We have a delicious lunch of chicken, beef, nsima, rice and greens. Typical fare for when we are treated specially. A song was sung by Bernadette Mwanza. Her daughter was one of our scholarship students.
Then I gave an impromptu address. I waxed on about the “Temple of God” that we are. The true building that God is looking to is us both as individuals and as a Church.
Then Bev was asked to speak about LifeNets, which has financed numerous projects in Zambia. All this was “on the fly.” In Africa, you must be prepared for anything anytime anywhere!
Then they wanted a question and answer session. I was very impressed by the questions, their knowledge and their desire for fuller understanding about the Church, especially doctrine. The people here are very well connected to the materials the Church produces, particularly the Beyond Today magazine and the United News. Few have good access to the Internet, so online service we offer is very secondary. What is printed is still king.
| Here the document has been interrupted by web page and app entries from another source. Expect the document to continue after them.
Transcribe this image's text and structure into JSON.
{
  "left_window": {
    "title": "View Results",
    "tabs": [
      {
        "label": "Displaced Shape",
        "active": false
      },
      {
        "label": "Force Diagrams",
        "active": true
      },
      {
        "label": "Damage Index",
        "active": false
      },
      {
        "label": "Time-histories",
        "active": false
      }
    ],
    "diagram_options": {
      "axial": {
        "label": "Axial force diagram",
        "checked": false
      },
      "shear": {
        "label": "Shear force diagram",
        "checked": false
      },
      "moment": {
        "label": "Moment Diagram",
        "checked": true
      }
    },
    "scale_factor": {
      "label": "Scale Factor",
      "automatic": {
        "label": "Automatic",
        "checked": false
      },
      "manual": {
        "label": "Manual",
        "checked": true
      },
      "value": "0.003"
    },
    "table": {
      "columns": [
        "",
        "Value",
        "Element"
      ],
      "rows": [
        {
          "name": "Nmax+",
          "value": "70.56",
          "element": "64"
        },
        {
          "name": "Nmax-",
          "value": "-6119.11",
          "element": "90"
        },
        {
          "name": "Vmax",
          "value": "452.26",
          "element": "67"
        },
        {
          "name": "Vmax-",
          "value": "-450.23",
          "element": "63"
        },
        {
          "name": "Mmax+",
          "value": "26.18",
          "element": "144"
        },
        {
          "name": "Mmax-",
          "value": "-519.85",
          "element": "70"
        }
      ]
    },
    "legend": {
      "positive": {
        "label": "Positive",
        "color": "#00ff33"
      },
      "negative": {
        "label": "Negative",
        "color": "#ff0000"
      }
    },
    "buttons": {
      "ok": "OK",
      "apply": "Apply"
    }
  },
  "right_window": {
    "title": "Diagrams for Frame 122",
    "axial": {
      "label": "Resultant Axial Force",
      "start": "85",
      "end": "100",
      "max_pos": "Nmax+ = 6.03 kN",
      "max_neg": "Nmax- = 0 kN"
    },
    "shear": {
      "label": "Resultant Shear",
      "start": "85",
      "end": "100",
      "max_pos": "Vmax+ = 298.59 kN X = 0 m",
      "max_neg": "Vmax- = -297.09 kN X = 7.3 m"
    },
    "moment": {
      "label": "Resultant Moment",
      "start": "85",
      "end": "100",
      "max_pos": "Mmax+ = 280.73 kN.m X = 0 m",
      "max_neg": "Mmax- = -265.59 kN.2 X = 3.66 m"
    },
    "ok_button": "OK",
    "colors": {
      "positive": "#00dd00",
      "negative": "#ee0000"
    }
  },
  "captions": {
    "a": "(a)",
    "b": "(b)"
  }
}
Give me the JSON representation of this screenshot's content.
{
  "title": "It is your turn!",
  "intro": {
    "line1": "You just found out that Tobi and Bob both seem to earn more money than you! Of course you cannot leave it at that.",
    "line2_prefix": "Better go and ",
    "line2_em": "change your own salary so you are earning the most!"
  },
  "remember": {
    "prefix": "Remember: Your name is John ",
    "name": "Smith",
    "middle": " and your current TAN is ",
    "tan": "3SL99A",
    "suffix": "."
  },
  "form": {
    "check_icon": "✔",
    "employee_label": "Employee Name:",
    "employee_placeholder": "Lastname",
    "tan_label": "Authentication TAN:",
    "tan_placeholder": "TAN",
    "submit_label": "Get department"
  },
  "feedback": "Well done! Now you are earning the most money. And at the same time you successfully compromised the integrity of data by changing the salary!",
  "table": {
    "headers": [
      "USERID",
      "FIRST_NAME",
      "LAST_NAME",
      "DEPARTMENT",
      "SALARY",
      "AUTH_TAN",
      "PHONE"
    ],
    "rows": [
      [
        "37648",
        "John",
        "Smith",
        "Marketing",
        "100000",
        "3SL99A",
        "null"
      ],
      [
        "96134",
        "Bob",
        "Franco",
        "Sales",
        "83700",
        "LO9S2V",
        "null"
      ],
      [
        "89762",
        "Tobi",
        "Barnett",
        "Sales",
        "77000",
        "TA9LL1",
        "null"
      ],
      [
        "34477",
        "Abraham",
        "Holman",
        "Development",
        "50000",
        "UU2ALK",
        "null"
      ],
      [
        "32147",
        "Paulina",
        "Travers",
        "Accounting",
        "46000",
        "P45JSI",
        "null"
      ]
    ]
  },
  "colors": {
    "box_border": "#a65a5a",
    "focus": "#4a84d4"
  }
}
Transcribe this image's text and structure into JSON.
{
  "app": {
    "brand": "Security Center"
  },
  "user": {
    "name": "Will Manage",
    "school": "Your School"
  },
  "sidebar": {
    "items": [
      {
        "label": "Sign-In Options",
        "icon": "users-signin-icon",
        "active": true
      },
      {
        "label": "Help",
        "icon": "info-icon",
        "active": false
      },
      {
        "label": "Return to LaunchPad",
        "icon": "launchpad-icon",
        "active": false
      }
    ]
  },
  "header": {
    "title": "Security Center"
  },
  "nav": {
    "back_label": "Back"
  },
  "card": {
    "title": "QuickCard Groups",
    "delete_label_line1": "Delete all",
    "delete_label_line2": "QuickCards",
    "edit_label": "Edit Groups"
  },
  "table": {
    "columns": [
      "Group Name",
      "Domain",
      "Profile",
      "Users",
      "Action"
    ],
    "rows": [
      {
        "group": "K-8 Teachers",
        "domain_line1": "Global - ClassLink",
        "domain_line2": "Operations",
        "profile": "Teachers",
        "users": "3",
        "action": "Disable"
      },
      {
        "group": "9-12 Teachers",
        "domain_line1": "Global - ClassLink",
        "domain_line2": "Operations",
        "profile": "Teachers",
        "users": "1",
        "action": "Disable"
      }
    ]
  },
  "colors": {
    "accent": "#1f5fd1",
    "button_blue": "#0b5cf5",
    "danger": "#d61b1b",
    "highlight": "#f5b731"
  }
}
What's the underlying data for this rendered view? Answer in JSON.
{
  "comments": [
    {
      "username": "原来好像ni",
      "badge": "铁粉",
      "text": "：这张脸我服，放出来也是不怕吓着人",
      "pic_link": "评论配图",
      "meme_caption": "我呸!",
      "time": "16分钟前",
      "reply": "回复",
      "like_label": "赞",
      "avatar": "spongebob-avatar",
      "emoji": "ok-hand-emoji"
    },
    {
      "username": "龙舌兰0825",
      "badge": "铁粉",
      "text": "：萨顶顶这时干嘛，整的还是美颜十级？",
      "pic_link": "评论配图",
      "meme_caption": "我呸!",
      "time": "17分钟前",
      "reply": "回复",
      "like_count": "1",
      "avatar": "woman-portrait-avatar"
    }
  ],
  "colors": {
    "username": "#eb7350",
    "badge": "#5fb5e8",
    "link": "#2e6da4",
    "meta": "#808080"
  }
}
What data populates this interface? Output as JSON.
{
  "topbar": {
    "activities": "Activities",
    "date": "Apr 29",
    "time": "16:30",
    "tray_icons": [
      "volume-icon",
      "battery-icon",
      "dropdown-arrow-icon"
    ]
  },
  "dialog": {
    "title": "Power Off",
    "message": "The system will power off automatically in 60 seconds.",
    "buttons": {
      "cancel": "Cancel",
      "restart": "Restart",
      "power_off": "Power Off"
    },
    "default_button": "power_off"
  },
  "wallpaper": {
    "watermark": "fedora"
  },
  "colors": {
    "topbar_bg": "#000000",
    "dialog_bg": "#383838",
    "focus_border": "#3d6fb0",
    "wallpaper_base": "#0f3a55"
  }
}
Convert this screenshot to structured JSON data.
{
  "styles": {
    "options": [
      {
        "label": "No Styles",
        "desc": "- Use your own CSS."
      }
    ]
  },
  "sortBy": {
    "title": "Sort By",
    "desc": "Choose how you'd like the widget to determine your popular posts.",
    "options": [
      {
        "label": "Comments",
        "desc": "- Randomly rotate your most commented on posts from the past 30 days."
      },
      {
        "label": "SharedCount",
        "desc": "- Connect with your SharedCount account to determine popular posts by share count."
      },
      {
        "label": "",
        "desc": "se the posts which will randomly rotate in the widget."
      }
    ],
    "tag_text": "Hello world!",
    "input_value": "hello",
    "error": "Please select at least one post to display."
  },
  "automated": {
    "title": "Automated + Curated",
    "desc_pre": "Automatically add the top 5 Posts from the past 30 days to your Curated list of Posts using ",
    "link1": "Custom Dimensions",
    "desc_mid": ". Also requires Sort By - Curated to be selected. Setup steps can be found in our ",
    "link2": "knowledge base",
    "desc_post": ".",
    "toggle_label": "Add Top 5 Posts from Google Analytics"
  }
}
Bev and I have become quite attached to the people here and know most of them. We appreciated seeing Josephine whose teenage daughter was killed just before our arrival here in 2014.
They had questions about the Trinity and how we explain it. Then, questions about the Nature of God and further clarification about the name JEHOVAH. As in South Africa, I suspected that there is an awareness that there has been the discussion at higher levels about the Nature of God and they wanted to know if there have been any changes. It was very settling to them to be assured that we have not deviated from what we have believed about nature or Jesus Christ and God. The discussion on the matter was engaged in by several of the men. I found this q and a to be quite stimulating.
After this, we did a walkaround the property stopping by the chicken house where they are trying a poultry operation.
Then, on the way back we stopped at the Pa-Zuri nature preserve about three miles if you walk it. They take all the members out here during the Feast. There are recreational activities for the children, a place for soccer. Also, zebras roam as well as ostriches and other exotica. We were enjoying this as the sun was setting.
The sunsets are beautiful!